Independent Reading is a time when students self-select and independently read appropriate books. Students can use book boxes to store books daily. They should have a few different books to read in their box. Independent Reading provides an opportunity to apply strategies that are introduced and taught during teacher read aloud, shared reading, and guided reading. When materials are appropriate and students can read independently, they become confident, motivated and enthusiastic about their ability to read.
Children make great contributions to their own learning when they are given some control and ownership of the reading process. The self-selection process of Independent Reading places the responsibility for choosing books in the hands of the student. This teaches them that they have the ability to choose their own reading materials and that reading is a valuable and important activity.
While students are free to choose what they like, they must be encouraged to select a variety of literature and to select materials at their independent reading level. Independent means 95% to 100% accuracy as defined by running records. These materials should be able to be read without teacher support. It is at the independent level that comprehension, vocabulary extension, and fluency are improved. Running Records can be given during Guided Reading or while conferring.

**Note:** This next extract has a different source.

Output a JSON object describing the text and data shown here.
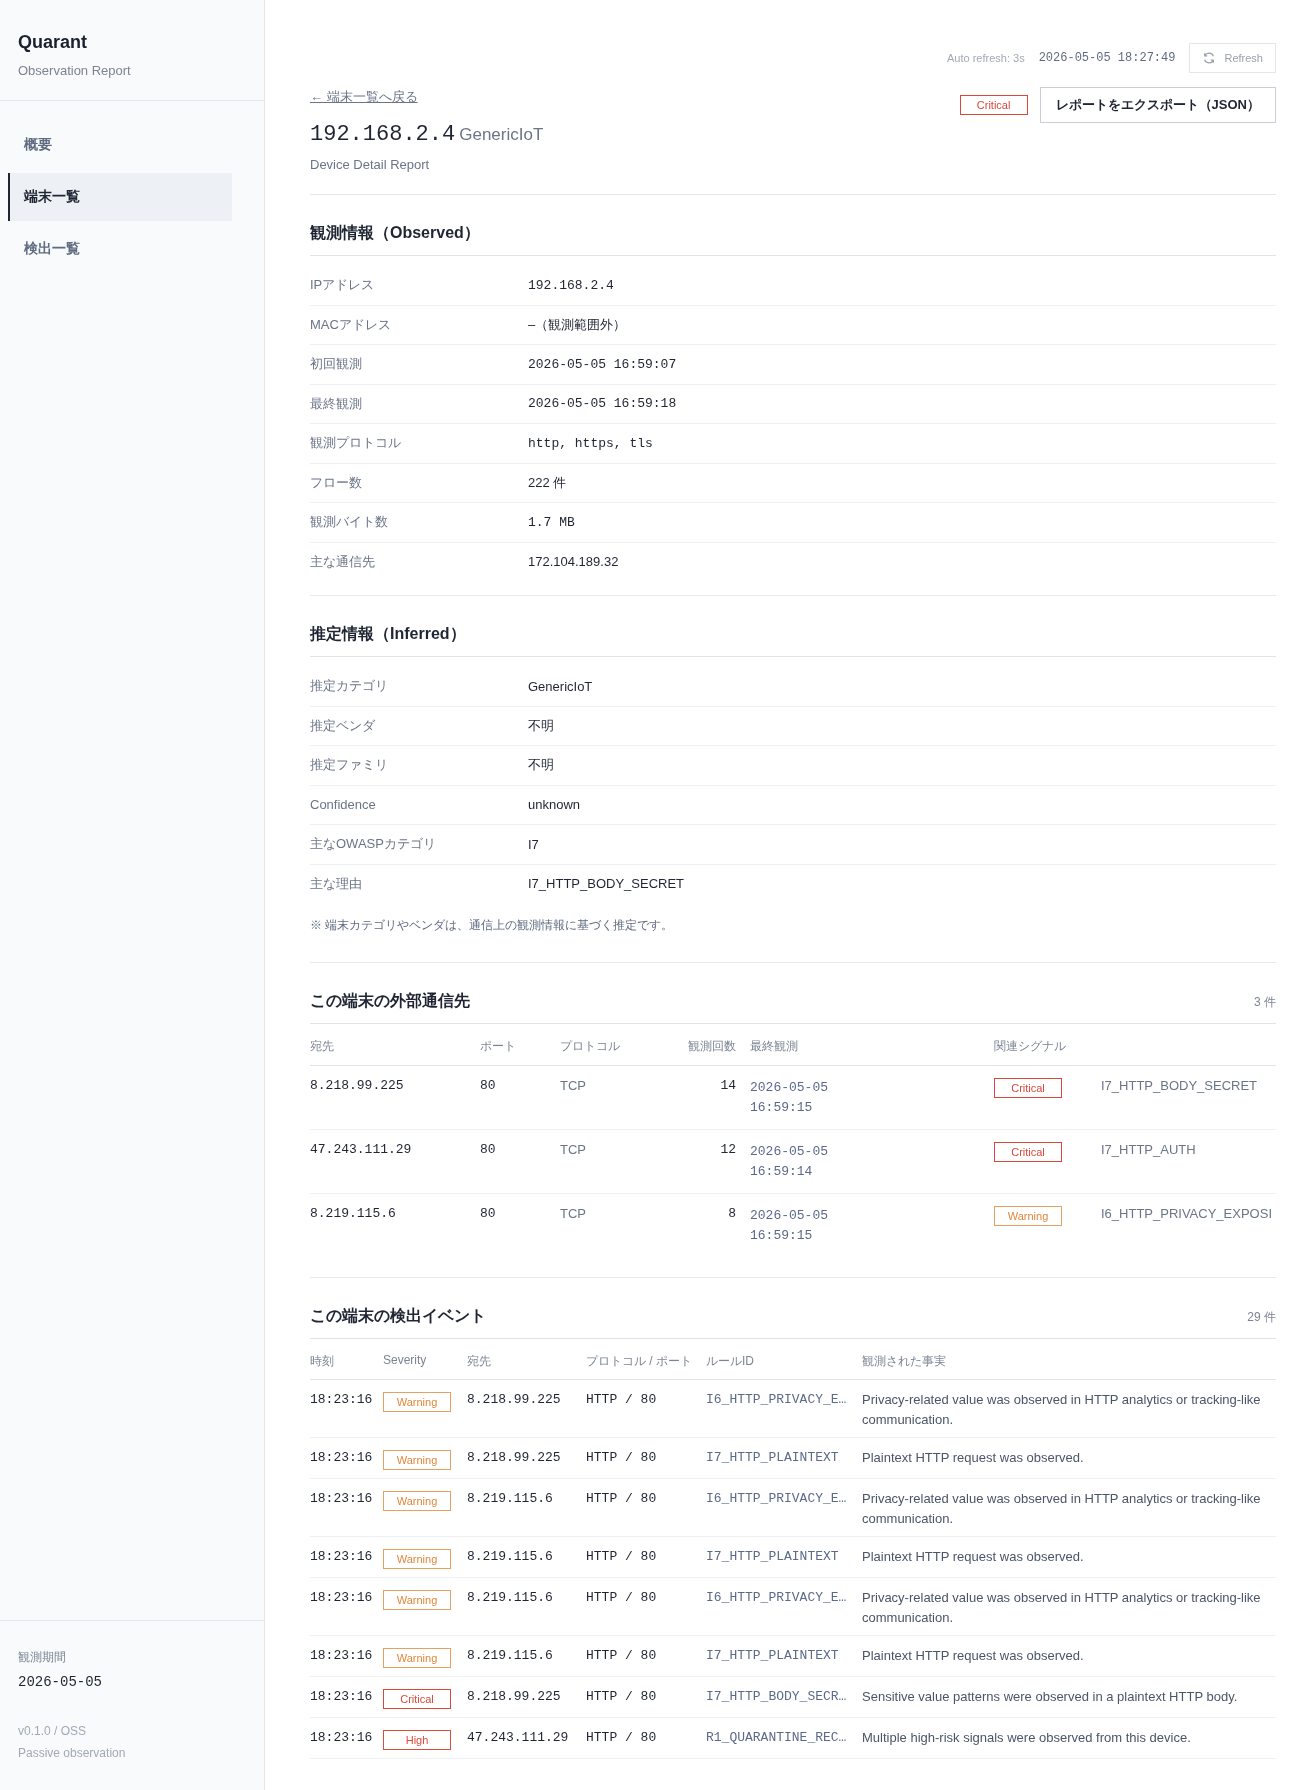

Conferring During D5
Comprehension- Taught During D5/Guided Reading
Reading comprehension is understanding a text that is read, or the process of "constructing meaning" from a text. Comprehension is a "construction process" because it involves all of the elements of the reading process working together as a text is read to create a representation of the text in the reader's mind. It can be defined as the “intentional thinking during which meaning is constructed through interactions between text and reader” (Harris and Hodges 1995, 207).

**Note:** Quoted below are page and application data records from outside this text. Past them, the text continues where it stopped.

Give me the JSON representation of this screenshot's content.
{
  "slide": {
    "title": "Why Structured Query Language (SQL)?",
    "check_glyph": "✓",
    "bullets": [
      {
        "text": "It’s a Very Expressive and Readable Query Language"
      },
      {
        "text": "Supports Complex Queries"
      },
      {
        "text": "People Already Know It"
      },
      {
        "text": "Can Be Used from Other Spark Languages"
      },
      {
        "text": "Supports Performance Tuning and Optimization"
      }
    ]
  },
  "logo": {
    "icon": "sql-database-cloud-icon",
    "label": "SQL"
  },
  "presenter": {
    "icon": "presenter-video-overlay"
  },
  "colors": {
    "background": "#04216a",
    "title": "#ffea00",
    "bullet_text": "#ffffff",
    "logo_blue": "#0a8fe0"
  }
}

Reading comprehension skills are explicitly taught in our literacy instructional blocks.
Specific skills include:
· Asking questions
· Author’s Purpose

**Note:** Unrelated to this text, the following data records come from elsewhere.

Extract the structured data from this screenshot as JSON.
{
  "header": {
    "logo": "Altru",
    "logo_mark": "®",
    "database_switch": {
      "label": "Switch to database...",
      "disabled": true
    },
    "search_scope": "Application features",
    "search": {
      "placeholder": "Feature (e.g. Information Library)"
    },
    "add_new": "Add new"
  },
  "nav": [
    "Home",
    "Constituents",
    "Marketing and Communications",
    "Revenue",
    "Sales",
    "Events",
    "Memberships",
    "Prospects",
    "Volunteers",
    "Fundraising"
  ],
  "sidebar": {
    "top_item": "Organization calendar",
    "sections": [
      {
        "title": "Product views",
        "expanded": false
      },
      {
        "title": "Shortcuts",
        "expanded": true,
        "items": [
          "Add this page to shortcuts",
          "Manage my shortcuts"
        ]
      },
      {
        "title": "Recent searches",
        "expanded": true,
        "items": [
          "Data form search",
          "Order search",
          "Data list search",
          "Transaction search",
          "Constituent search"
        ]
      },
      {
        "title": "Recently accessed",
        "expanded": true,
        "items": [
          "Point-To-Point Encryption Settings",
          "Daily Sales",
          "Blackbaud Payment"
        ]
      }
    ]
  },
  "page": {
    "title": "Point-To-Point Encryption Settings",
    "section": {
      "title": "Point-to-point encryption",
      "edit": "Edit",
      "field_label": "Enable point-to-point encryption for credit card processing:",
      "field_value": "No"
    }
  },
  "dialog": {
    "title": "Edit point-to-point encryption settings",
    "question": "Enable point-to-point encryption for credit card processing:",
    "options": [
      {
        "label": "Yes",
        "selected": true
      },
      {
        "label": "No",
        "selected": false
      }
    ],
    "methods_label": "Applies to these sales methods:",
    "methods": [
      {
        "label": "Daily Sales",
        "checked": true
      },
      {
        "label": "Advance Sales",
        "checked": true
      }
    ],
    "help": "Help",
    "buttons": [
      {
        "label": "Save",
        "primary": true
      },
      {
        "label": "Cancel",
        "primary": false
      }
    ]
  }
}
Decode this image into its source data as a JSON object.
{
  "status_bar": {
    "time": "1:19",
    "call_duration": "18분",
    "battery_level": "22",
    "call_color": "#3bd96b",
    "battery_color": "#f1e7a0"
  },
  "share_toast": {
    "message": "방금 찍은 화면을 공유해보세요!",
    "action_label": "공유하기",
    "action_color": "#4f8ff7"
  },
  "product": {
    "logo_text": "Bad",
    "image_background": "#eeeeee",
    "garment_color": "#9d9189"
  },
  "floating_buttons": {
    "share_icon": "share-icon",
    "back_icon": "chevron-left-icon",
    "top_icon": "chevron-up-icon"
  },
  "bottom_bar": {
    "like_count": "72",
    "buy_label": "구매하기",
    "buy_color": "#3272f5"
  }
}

· Creating images
· Determining importance
· Differentiating between Fact and Opinion
· Drawing Conclusions
· Expressive Language
· Generalizing Questions
· Main Idea
· Making connections
· Monitoring understanding
· Point of View
· Reading with Fluency
· Using Compare and Contrast
· Using Context Clues
· Using fix-up strategies
· Using Prediction
Students’ reading development is monitored in grades kindergarten through five through the use of numerous assessments such as regular benchmarks, retelling, running records, and guided reading levels and progress. The implementation of leveling and monitoring student reading fluency and comprehension is being developed in the middle school years as student data allows and teacher training is designed.
Small Group Instruction (Strategy Groups)
Teachers are to use Strategy Groups & Conferences to differentiate instruction for ALL students during the Workshop. Research shows that beginning readers benefit most from being taught explicit skills during intensive small-group instruction. The small-group, differentiated reading model enables teachers to focus on specific skills needed by varied groups of children.
•Students can be reading at a different level and different text
•Targeted strategy/goal oriented- one teaching point
•Similar structure to a mini-lesson
•Easier to have flexible grouping (students might be in two or more groups)
Book Clubs/Literature Circles/Student-Led DiscussionsBook Club in 3rd Grade
Close Reading is a central focus of the Common Core State Standards (CCSS). It requires students to get truly involved with the text they are reading. The purpose is to teach them to notice features and language used by the author. Students will be required to think thoroughly and methodically about the details in a text.
Close reading includes:
o Using short passages and excerpts
o Diving right into the text with limited pre-reading activities
o Focusing on the text itself
o Rereading deliberately
o Reading with a pencil
o Noticing things that are confusing
o Discussing the text with others
o Think-Pair Share or Turn and Talk frequently
o Small groups and whole class
o Responding to text-dependent questions